Anti-influenza drug developer NanoViricides received a $5 million dollar investment from one of its independent board members, Dr. Milton Boniuk, MD, a Caroline F. Elles chair professor of ocular oncology at Baylor College of Medicine. The investment was made with a debt instrument used by companies to borrow capital at a fixed rate of interest known as a convertible debenture.
Boniuk justified the investment as a result of his growing confidence in the company since he became director and was able to closely monitor the management and execution of NanoViricides. “My belief that the Company’s potential is nothing short of amazing has only become stronger as I become more familiar with the Company’s technology, programs, and achievements,” explained Boniuk.
The debenture is convertible into the company’s common stock at $5.25 per share upon maturity or earlier at the option of the investor. Until then, the company will be paying the professor an interest rate of 10% in cash. The first year will be deferred and divided evenly in three years. The company also granted Boniuk an initial interest of Series A Preferred 187,000 shares, which are not convertible into common stock, not tradable and do not carry any dividend rights, or any other financial effects, except in certain limited circumstances.
This is not the first time that Boniuk has invested in the company, as he has participated in earlier rounds of financing as well. With the new debenture, the company has raised a total of $12 million since Boniuk joined the company’s board as an independent director in May 2013, at the request of the NanoViricides’ executives. The investments were made both personally and with his charitable foundation.
The company also recently became a member of the U.S. small-cap Russell 2000 Index after the equity markets closed on June 27th. NanoViricides believes that the one-year addition of its shares to the Russell Indexes is very significant and that it will provide greater visibility in the institutional investments sector. Texas drug developers Opexa and Bio-Path Holdings were also recently added to the Russell Indexes.

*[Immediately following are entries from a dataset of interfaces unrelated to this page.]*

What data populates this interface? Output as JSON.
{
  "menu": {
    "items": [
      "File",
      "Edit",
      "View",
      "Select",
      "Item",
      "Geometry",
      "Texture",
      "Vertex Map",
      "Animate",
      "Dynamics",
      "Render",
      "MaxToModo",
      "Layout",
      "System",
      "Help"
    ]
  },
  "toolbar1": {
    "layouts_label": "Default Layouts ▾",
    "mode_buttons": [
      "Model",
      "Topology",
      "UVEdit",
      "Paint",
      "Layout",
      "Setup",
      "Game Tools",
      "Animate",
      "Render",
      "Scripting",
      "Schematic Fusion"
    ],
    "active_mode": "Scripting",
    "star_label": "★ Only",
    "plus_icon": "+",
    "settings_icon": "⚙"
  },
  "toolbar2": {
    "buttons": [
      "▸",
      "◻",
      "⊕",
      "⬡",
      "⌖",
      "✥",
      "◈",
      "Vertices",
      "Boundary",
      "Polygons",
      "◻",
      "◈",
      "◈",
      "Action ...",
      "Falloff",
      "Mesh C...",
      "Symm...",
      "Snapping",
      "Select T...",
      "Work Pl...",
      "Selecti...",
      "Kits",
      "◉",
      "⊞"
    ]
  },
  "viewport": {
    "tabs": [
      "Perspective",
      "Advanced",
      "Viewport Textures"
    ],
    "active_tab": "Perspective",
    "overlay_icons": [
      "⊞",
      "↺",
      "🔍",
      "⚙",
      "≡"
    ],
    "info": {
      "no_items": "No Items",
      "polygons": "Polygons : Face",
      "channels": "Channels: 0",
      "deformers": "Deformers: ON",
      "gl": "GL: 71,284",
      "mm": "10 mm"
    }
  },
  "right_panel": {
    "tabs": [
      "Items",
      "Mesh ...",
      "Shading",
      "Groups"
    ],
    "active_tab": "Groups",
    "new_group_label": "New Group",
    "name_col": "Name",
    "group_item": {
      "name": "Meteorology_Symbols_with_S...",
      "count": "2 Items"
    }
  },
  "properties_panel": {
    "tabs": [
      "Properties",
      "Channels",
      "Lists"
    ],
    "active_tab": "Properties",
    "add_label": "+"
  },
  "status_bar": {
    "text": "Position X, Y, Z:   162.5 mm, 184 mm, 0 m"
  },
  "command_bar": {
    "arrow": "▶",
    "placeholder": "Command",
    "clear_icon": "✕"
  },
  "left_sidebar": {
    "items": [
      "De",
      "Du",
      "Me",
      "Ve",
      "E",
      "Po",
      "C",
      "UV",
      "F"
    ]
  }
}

NanoViricides’ main research field focuses on anti-influenza drugs, and is now developing a drug that the company expects to be effective against most of influenza viruses, including the H7N9 bird flu, H3N2 or H1N1 epidemic viruses, H5N1 bird flu, seasonal influenza, as well as novel influenza viruses. The injectable FluCide drug candidates have shown 1,000x greater viral load reduction as compared to oseltamivir (Tamiflu), the current standard of care, in a highly lethal influenza infection animal model.